Website and app data records
--- START ---

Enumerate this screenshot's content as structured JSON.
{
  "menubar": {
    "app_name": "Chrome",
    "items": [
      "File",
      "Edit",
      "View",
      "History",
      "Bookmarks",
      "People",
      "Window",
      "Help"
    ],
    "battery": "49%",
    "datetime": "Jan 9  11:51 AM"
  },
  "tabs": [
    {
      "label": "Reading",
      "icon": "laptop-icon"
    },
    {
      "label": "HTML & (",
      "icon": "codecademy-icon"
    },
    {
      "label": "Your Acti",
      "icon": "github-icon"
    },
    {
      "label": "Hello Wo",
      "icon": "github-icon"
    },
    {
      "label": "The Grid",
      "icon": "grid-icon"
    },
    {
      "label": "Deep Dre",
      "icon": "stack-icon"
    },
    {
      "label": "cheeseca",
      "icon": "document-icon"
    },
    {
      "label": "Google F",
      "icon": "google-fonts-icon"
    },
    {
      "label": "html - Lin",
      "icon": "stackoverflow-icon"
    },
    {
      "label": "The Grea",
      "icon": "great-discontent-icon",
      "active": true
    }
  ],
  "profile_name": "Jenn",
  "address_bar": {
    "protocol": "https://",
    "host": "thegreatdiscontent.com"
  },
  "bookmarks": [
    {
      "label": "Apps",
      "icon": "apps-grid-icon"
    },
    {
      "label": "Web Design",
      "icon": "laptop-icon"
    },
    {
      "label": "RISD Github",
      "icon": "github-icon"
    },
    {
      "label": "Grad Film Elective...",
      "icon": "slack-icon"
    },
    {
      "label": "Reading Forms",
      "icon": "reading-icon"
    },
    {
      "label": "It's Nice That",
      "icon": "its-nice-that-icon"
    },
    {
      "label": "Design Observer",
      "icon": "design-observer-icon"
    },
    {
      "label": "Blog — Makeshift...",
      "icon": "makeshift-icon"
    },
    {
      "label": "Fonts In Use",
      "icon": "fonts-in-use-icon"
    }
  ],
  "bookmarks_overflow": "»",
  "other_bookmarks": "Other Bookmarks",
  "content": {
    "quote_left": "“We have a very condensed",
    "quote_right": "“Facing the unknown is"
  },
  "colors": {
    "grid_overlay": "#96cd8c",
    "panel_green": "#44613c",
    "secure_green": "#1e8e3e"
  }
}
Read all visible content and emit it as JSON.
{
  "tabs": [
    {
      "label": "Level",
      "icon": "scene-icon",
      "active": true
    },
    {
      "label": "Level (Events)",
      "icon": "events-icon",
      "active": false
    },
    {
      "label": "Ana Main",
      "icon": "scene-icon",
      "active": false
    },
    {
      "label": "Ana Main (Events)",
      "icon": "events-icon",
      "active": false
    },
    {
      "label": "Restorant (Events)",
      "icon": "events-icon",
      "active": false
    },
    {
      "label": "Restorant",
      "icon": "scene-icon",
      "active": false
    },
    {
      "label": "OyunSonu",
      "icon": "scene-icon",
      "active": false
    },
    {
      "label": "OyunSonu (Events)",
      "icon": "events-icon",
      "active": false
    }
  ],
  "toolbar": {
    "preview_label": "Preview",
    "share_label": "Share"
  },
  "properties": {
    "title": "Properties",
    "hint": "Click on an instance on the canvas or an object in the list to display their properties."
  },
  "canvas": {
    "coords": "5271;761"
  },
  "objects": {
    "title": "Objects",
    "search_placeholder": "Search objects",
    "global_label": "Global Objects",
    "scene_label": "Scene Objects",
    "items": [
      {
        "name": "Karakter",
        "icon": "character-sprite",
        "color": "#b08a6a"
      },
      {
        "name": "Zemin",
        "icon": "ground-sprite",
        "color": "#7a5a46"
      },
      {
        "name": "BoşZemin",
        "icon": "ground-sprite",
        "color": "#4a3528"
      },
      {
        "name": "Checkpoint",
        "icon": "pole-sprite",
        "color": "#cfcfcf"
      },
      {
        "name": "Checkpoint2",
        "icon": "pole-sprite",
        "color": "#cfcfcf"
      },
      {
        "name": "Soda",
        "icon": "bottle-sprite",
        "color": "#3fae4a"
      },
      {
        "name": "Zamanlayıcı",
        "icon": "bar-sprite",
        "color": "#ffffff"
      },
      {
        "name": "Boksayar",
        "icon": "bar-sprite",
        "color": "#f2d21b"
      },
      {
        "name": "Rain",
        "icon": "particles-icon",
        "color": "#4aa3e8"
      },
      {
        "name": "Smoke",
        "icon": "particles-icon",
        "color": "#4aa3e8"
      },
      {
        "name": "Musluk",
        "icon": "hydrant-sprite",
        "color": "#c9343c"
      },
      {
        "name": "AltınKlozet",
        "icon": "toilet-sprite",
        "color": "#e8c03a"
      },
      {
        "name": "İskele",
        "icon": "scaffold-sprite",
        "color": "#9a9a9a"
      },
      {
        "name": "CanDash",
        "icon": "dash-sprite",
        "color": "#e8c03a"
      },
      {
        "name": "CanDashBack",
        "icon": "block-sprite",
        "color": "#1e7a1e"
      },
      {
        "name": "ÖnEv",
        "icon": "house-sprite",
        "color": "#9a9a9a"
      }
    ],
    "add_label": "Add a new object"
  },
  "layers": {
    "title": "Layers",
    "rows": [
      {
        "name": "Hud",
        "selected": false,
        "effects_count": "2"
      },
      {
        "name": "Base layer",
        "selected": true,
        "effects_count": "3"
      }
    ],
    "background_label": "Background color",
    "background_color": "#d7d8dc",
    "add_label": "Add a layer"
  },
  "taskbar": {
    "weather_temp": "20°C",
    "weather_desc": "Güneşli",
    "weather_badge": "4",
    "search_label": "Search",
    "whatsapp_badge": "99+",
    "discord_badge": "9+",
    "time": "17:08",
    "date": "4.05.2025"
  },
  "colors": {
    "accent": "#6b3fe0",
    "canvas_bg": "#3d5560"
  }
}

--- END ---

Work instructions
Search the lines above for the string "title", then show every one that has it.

Solution for this task
    "title": "Properties",
    "title": "Objects",
    "title": "Layers",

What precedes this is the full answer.